Let's get real for a moment. Saving hurts. You work hard for your money and stashing it away instead of spending it on the things you want right now takes discipline. All those numbers, formulas and acronyms can be overwhelming. Not to mention, retirement seems so far away, it's easy to ignore. But saving now buys you freedom later. It guarantees the life you want when the 9-5 routine is finished. The good news is that it's not as complicated as it seems and just by reading this, you're moving in the right direction. Here's what you need to know.
It makes sense that the sooner you start saving, the more your money you'll have. But just how much will shock you thanks to compounding interest. A 22-year-old with an annual salary of $40,000 who puts 10 percent into a 401(k) and gets a three percent employer-matching contribution could retire with approximately $1.7 million at age 65. And that's without any raises or increased contributions over forty years. If you wait until you turn 32 to begin saving, however, the same contributions will only amount to $780k. Ten years just cost you about a million dollars.
Don't Rely on Social Security

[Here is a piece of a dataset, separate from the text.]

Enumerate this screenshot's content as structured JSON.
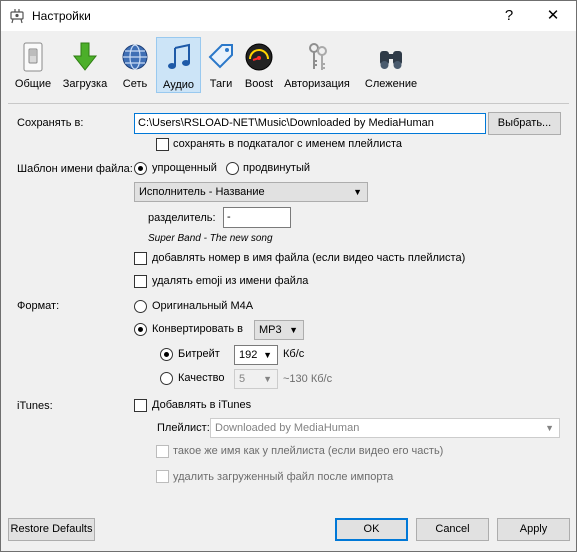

Today, 59% of retirees rely on Social Security to be a major part of their monthly income. But the New York Times reports that the Social Security trust fund could be exhausted sometime around 2037—long before most of us retire. There will likely be some kind of government-provided income, but most financial planners suggest that to live comfortably, you'll want to save enough to provide yourself an annual income that's 80 percent of what you were making when getting a regular paycheck.
Save Money and Reduce Your Taxes

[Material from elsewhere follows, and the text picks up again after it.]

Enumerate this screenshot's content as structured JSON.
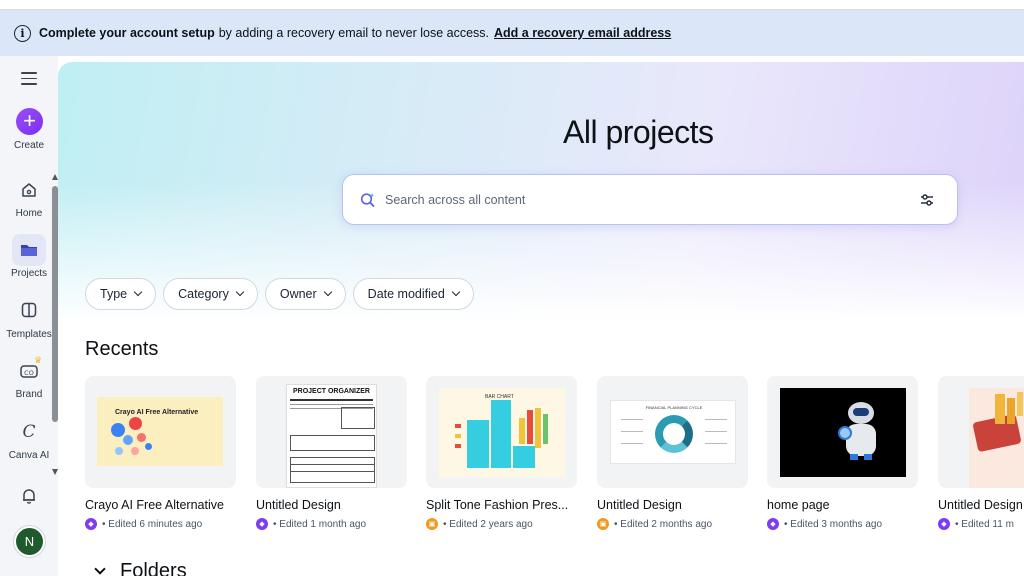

Your 401(k) is an easy way to save for retirement through payroll deductions at work. And these tax-free contributions can reduce your taxable income. For example: If you're in the 25 percent tax bracket and contribute $100 to your 401(k), you'll save $25 in taxes. Your retirement account grows by the entire $100, but your paycheck only decreases $75.
No 401(k)? No Problem

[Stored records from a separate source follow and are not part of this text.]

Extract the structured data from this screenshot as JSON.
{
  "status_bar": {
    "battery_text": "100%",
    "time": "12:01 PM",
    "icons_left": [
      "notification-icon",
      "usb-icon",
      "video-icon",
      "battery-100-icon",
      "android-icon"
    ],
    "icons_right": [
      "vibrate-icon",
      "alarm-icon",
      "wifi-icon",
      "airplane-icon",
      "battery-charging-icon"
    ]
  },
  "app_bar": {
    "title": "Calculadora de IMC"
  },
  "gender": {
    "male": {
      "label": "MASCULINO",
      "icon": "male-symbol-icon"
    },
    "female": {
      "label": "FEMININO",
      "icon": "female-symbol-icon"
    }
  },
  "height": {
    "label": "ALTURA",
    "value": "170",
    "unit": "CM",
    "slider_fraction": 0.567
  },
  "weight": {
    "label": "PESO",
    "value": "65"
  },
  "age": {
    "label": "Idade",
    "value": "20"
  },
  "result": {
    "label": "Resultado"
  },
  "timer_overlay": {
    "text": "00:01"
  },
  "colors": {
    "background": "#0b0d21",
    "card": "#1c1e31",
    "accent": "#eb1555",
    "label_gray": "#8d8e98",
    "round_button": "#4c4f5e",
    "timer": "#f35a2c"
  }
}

If you work for yourself or your company doesn't have a 401(k) program, you can set up an individual retirement account, known as an IRA. You can start one at anytime at almost any bank or investment company. The "Roth" IRA is a common account and is great for young savers. Unlike the 401(k) or a traditional IRA, you don't get a tax break for your contributions, but the good news is that when you retire, your withdrawals are 100 percent tax-free.
Don't Turn Down Free Money
If we told you we'd put $5 into your savings account for every $10 you put in, you'd be crazy not to take the deal, right? Most companies offer a 401(k) match program. Contribute the maximum amount to your account. Otherwise it's like throwing away free money from the company.
Don't (Really) Worry About the Stock Market
You don't need to know much about investing or the stock market in order to save for retirement. All you need to do is make the contributions. Most plans offer "target-date" mutual funds based upon the year you plan to retire. These automatically adjust their investments over time; they start out aggressive (while you're young and far from retirement) and become more conservative as the target date approaches. But you can always get in touch with your investment company to talk about ways to allocate your funds in order to take advantage of long-term growth.